● **About this exercise**
What's needed is a word-for-word retyping of the entries below, pictures omitted.

● **Material to process**
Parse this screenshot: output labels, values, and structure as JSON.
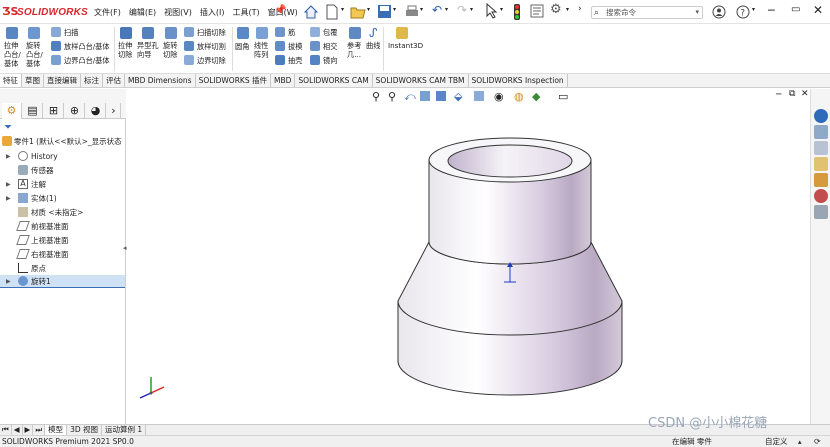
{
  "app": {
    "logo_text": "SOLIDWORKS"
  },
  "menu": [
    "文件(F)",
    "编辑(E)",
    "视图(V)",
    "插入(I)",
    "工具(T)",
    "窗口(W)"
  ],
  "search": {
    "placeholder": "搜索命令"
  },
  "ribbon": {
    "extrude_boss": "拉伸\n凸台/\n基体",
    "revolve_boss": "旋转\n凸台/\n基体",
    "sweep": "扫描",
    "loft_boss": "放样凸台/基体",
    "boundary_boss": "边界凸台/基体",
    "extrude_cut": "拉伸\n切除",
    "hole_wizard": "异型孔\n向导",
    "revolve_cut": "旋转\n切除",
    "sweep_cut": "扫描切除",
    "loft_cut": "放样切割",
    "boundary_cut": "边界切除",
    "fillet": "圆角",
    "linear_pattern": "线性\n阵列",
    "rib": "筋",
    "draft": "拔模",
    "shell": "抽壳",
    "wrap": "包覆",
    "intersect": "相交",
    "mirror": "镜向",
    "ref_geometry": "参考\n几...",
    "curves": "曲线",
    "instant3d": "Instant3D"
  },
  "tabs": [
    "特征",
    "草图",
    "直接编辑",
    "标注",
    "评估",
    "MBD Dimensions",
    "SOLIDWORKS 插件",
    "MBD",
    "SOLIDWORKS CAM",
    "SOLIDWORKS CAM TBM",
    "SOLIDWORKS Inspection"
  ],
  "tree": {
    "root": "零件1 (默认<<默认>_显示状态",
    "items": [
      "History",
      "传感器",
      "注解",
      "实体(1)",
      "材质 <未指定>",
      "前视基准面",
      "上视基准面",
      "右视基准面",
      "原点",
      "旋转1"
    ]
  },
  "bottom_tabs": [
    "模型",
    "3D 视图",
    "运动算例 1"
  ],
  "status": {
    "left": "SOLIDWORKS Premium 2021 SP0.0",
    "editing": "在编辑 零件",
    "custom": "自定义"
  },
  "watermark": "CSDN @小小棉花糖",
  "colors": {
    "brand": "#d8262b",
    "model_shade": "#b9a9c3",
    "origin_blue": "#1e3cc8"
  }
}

● **Task answer**
Parse this screenshot: output labels, values, and structure as JSON.
{
  "app": {
    "logo_text": "SOLIDWORKS"
  },
  "menu": [
    "文件(F)",
    "编辑(E)",
    "视图(V)",
    "插入(I)",
    "工具(T)",
    "窗口(W)"
  ],
  "search": {
    "placeholder": "搜索命令"
  },
  "ribbon": {
    "extrude_boss": "拉伸\n凸台/\n基体",
    "revolve_boss": "旋转\n凸台/\n基体",
    "sweep": "扫描",
    "loft_boss": "放样凸台/基体",
    "boundary_boss": "边界凸台/基体",
    "extrude_cut": "拉伸\n切除",
    "hole_wizard": "异型孔\n向导",
    "revolve_cut": "旋转\n切除",
    "sweep_cut": "扫描切除",
    "loft_cut": "放样切割",
    "boundary_cut": "边界切除",
    "fillet": "圆角",
    "linear_pattern": "线性\n阵列",
    "rib": "筋",
    "draft": "拔模",
    "shell": "抽壳",
    "wrap": "包覆",
    "intersect": "相交",
    "mirror": "镜向",
    "ref_geometry": "参考\n几...",
    "curves": "曲线",
    "instant3d": "Instant3D"
  },
  "tabs": [
    "特征",
    "草图",
    "直接编辑",
    "标注",
    "评估",
    "MBD Dimensions",
    "SOLIDWORKS 插件",
    "MBD",
    "SOLIDWORKS CAM",
    "SOLIDWORKS CAM TBM",
    "SOLIDWORKS Inspection"
  ],
  "tree": {
    "root": "零件1 (默认<<默认>_显示状态",
    "items": [
      "History",
      "传感器",
      "注解",
      "实体(1)",
      "材质 <未指定>",
      "前视基准面",
      "上视基准面",
      "右视基准面",
      "原点",
      "旋转1"
    ]
  },
  "bottom_tabs": [
    "模型",
    "3D 视图",
    "运动算例 1"
  ],
  "status": {
    "left": "SOLIDWORKS Premium 2021 SP0.0",
    "editing": "在编辑 零件",
    "custom": "自定义"
  },
  "watermark": "CSDN @小小棉花糖",
  "colors": {
    "brand": "#d8262b",
    "model_shade": "#b9a9c3",
    "origin_blue": "#1e3cc8"
  }
}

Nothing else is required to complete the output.